Dataset rows describing interfaces:
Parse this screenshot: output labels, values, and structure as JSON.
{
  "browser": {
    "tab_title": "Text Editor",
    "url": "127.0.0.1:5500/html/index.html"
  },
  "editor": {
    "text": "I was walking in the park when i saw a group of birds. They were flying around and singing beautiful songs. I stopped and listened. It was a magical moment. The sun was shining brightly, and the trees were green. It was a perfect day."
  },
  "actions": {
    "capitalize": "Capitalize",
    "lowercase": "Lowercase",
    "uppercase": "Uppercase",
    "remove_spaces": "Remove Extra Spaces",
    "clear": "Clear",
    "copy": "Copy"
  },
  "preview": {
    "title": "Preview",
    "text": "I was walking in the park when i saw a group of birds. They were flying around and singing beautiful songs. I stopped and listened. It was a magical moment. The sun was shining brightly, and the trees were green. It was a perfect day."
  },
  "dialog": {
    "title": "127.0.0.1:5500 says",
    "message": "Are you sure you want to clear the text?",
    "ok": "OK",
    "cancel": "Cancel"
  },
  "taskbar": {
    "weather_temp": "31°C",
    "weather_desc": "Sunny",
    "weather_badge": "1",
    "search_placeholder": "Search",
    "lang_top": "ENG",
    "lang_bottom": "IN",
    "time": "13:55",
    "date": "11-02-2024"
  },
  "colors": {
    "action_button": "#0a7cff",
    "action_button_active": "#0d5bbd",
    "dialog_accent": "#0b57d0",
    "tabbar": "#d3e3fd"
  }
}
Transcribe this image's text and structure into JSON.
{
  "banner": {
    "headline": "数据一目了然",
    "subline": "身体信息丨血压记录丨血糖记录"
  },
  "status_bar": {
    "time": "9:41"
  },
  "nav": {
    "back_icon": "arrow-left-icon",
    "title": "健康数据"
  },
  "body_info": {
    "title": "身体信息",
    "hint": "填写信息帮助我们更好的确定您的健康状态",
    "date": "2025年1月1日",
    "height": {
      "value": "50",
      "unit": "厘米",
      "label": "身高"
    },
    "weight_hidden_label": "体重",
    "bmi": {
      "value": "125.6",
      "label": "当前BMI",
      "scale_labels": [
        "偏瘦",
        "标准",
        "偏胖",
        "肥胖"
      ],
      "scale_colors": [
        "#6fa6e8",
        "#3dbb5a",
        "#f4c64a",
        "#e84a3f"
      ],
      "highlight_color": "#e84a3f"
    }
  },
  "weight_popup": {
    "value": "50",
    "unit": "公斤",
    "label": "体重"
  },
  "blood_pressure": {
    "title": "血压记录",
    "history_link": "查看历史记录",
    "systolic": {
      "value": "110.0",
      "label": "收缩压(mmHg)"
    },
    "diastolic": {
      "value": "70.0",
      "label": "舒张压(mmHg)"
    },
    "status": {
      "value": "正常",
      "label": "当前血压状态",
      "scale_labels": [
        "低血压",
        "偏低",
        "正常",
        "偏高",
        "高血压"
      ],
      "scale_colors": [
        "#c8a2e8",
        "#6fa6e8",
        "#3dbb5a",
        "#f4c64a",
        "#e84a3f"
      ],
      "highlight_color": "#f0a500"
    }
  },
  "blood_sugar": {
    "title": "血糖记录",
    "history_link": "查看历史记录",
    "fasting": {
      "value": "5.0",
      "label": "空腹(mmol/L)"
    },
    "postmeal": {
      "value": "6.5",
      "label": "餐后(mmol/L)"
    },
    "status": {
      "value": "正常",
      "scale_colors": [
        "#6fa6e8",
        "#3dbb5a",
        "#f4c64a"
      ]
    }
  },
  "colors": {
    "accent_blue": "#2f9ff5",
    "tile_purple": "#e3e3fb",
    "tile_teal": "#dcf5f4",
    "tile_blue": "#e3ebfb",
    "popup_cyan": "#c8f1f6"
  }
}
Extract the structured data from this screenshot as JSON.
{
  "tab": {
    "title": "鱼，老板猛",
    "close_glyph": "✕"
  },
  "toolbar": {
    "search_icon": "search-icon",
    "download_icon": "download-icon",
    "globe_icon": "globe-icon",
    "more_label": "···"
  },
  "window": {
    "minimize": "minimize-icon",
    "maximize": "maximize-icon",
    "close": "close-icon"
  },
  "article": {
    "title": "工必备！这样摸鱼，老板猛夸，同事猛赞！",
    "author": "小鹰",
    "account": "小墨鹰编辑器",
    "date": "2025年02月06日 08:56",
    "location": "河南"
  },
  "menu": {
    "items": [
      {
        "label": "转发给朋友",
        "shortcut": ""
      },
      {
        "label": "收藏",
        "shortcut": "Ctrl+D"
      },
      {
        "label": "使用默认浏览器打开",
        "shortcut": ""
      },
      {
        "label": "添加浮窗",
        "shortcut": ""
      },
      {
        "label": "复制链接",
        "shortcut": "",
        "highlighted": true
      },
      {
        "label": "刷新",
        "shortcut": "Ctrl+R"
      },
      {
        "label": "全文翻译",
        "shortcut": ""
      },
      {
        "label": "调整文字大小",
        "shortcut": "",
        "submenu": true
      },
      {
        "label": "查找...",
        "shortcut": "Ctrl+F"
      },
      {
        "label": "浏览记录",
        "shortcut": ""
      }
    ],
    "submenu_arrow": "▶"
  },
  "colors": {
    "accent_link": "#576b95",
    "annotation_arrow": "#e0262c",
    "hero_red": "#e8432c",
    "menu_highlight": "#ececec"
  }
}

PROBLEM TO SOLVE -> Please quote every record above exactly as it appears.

RESPONSE AREA ->
Parse this screenshot: output labels, values, and structure as JSON.
{
  "browser": {
    "tab_title": "Text Editor",
    "url": "127.0.0.1:5500/html/index.html"
  },
  "editor": {
    "text": "I was walking in the park when i saw a group of birds. They were flying around and singing beautiful songs. I stopped and listened. It was a magical moment. The sun was shining brightly, and the trees were green. It was a perfect day."
  },
  "actions": {
    "capitalize": "Capitalize",
    "lowercase": "Lowercase",
    "uppercase": "Uppercase",
    "remove_spaces": "Remove Extra Spaces",
    "clear": "Clear",
    "copy": "Copy"
  },
  "preview": {
    "title": "Preview",
    "text": "I was walking in the park when i saw a group of birds. They were flying around and singing beautiful songs. I stopped and listened. It was a magical moment. The sun was shining brightly, and the trees were green. It was a perfect day."
  },
  "dialog": {
    "title": "127.0.0.1:5500 says",
    "message": "Are you sure you want to clear the text?",
    "ok": "OK",
    "cancel": "Cancel"
  },
  "taskbar": {
    "weather_temp": "31°C",
    "weather_desc": "Sunny",
    "weather_badge": "1",
    "search_placeholder": "Search",
    "lang_top": "ENG",
    "lang_bottom": "IN",
    "time": "13:55",
    "date": "11-02-2024"
  },
  "colors": {
    "action_button": "#0a7cff",
    "action_button_active": "#0d5bbd",
    "dialog_accent": "#0b57d0",
    "tabbar": "#d3e3fd"
  }
}
Transcribe this image's text and structure into JSON.
{
  "banner": {
    "headline": "数据一目了然",
    "subline": "身体信息丨血压记录丨血糖记录"
  },
  "status_bar": {
    "time": "9:41"
  },
  "nav": {
    "back_icon": "arrow-left-icon",
    "title": "健康数据"
  },
  "body_info": {
    "title": "身体信息",
    "hint": "填写信息帮助我们更好的确定您的健康状态",
    "date": "2025年1月1日",
    "height": {
      "value": "50",
      "unit": "厘米",
      "label": "身高"
    },
    "weight_hidden_label": "体重",
    "bmi": {
      "value": "125.6",
      "label": "当前BMI",
      "scale_labels": [
        "偏瘦",
        "标准",
        "偏胖",
        "肥胖"
      ],
      "scale_colors": [
        "#6fa6e8",
        "#3dbb5a",
        "#f4c64a",
        "#e84a3f"
      ],
      "highlight_color": "#e84a3f"
    }
  },
  "weight_popup": {
    "value": "50",
    "unit": "公斤",
    "label": "体重"
  },
  "blood_pressure": {
    "title": "血压记录",
    "history_link": "查看历史记录",
    "systolic": {
      "value": "110.0",
      "label": "收缩压(mmHg)"
    },
    "diastolic": {
      "value": "70.0",
      "label": "舒张压(mmHg)"
    },
    "status": {
      "value": "正常",
      "label": "当前血压状态",
      "scale_labels": [
        "低血压",
        "偏低",
        "正常",
        "偏高",
        "高血压"
      ],
      "scale_colors": [
        "#c8a2e8",
        "#6fa6e8",
        "#3dbb5a",
        "#f4c64a",
        "#e84a3f"
      ],
      "highlight_color": "#f0a500"
    }
  },
  "blood_sugar": {
    "title": "血糖记录",
    "history_link": "查看历史记录",
    "fasting": {
      "value": "5.0",
      "label": "空腹(mmol/L)"
    },
    "postmeal": {
      "value": "6.5",
      "label": "餐后(mmol/L)"
    },
    "status": {
      "value": "正常",
      "scale_colors": [
        "#6fa6e8",
        "#3dbb5a",
        "#f4c64a"
      ]
    }
  },
  "colors": {
    "accent_blue": "#2f9ff5",
    "tile_purple": "#e3e3fb",
    "tile_teal": "#dcf5f4",
    "tile_blue": "#e3ebfb",
    "popup_cyan": "#c8f1f6"
  }
}
Extract the structured data from this screenshot as JSON.
{
  "tab": {
    "title": "鱼，老板猛",
    "close_glyph": "✕"
  },
  "toolbar": {
    "search_icon": "search-icon",
    "download_icon": "download-icon",
    "globe_icon": "globe-icon",
    "more_label": "···"
  },
  "window": {
    "minimize": "minimize-icon",
    "maximize": "maximize-icon",
    "close": "close-icon"
  },
  "article": {
    "title": "工必备！这样摸鱼，老板猛夸，同事猛赞！",
    "author": "小鹰",
    "account": "小墨鹰编辑器",
    "date": "2025年02月06日 08:56",
    "location": "河南"
  },
  "menu": {
    "items": [
      {
        "label": "转发给朋友",
        "shortcut": ""
      },
      {
        "label": "收藏",
        "shortcut": "Ctrl+D"
      },
      {
        "label": "使用默认浏览器打开",
        "shortcut": ""
      },
      {
        "label": "添加浮窗",
        "shortcut": ""
      },
      {
        "label": "复制链接",
        "shortcut": "",
        "highlighted": true
      },
      {
        "label": "刷新",
        "shortcut": "Ctrl+R"
      },
      {
        "label": "全文翻译",
        "shortcut": ""
      },
      {
        "label": "调整文字大小",
        "shortcut": "",
        "submenu": true
      },
      {
        "label": "查找...",
        "shortcut": "Ctrl+F"
      },
      {
        "label": "浏览记录",
        "shortcut": ""
      }
    ],
    "submenu_arrow": "▶"
  },
  "colors": {
    "accent_link": "#576b95",
    "annotation_arrow": "#e0262c",
    "hero_red": "#e8432c",
    "menu_highlight": "#ececec"
  }
}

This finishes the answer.